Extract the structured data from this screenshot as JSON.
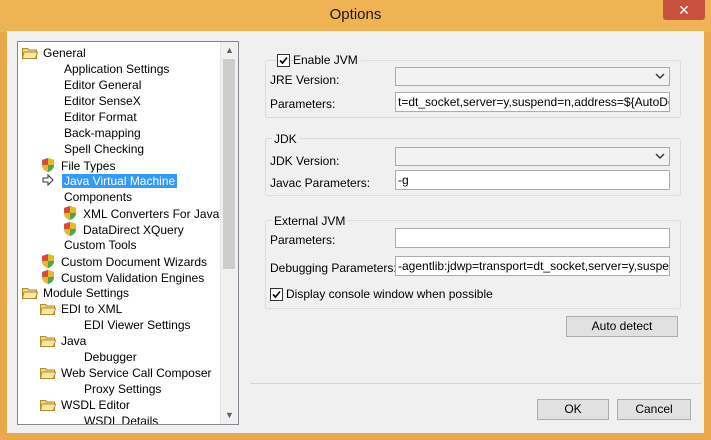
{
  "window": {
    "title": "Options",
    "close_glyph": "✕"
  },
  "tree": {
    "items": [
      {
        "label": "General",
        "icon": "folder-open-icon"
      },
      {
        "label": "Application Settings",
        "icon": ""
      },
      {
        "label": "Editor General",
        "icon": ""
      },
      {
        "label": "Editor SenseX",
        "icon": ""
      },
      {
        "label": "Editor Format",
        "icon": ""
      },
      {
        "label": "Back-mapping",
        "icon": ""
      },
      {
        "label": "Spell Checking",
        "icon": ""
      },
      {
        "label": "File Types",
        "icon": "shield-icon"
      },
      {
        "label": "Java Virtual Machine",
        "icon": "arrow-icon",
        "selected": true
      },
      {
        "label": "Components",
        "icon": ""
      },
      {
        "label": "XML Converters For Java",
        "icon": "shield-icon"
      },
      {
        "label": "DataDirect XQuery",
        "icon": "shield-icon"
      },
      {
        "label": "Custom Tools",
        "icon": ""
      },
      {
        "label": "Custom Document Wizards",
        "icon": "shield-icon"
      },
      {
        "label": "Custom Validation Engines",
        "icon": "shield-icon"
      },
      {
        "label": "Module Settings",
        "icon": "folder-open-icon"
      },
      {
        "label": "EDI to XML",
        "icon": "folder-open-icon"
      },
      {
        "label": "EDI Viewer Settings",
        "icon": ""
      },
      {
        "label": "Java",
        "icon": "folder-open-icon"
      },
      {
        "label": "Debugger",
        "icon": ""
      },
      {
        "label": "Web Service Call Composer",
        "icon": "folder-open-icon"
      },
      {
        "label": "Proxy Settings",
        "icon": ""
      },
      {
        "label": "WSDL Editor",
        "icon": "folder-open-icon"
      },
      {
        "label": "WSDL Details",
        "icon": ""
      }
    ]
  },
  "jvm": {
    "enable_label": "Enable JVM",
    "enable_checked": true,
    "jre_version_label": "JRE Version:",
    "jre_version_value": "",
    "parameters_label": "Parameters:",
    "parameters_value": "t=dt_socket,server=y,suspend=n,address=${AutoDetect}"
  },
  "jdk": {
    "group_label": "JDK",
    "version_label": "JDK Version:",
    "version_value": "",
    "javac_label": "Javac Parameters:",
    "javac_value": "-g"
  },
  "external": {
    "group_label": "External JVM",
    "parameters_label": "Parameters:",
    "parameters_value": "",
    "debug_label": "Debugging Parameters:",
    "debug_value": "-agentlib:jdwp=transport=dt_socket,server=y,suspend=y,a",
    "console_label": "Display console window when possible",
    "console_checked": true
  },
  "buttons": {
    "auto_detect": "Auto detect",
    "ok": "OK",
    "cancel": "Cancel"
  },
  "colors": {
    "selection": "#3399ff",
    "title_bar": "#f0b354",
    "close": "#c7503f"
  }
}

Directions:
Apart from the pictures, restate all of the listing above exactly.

Exercise output:
Extract the structured data from this screenshot as JSON.
{
  "window": {
    "title": "Options",
    "close_glyph": "✕"
  },
  "tree": {
    "items": [
      {
        "label": "General",
        "icon": "folder-open-icon"
      },
      {
        "label": "Application Settings",
        "icon": ""
      },
      {
        "label": "Editor General",
        "icon": ""
      },
      {
        "label": "Editor SenseX",
        "icon": ""
      },
      {
        "label": "Editor Format",
        "icon": ""
      },
      {
        "label": "Back-mapping",
        "icon": ""
      },
      {
        "label": "Spell Checking",
        "icon": ""
      },
      {
        "label": "File Types",
        "icon": "shield-icon"
      },
      {
        "label": "Java Virtual Machine",
        "icon": "arrow-icon",
        "selected": true
      },
      {
        "label": "Components",
        "icon": ""
      },
      {
        "label": "XML Converters For Java",
        "icon": "shield-icon"
      },
      {
        "label": "DataDirect XQuery",
        "icon": "shield-icon"
      },
      {
        "label": "Custom Tools",
        "icon": ""
      },
      {
        "label": "Custom Document Wizards",
        "icon": "shield-icon"
      },
      {
        "label": "Custom Validation Engines",
        "icon": "shield-icon"
      },
      {
        "label": "Module Settings",
        "icon": "folder-open-icon"
      },
      {
        "label": "EDI to XML",
        "icon": "folder-open-icon"
      },
      {
        "label": "EDI Viewer Settings",
        "icon": ""
      },
      {
        "label": "Java",
        "icon": "folder-open-icon"
      },
      {
        "label": "Debugger",
        "icon": ""
      },
      {
        "label": "Web Service Call Composer",
        "icon": "folder-open-icon"
      },
      {
        "label": "Proxy Settings",
        "icon": ""
      },
      {
        "label": "WSDL Editor",
        "icon": "folder-open-icon"
      },
      {
        "label": "WSDL Details",
        "icon": ""
      }
    ]
  },
  "jvm": {
    "enable_label": "Enable JVM",
    "enable_checked": true,
    "jre_version_label": "JRE Version:",
    "jre_version_value": "",
    "parameters_label": "Parameters:",
    "parameters_value": "t=dt_socket,server=y,suspend=n,address=${AutoDetect}"
  },
  "jdk": {
    "group_label": "JDK",
    "version_label": "JDK Version:",
    "version_value": "",
    "javac_label": "Javac Parameters:",
    "javac_value": "-g"
  },
  "external": {
    "group_label": "External JVM",
    "parameters_label": "Parameters:",
    "parameters_value": "",
    "debug_label": "Debugging Parameters:",
    "debug_value": "-agentlib:jdwp=transport=dt_socket,server=y,suspend=y,a",
    "console_label": "Display console window when possible",
    "console_checked": true
  },
  "buttons": {
    "auto_detect": "Auto detect",
    "ok": "OK",
    "cancel": "Cancel"
  },
  "colors": {
    "selection": "#3399ff",
    "title_bar": "#f0b354",
    "close": "#c7503f"
  }
}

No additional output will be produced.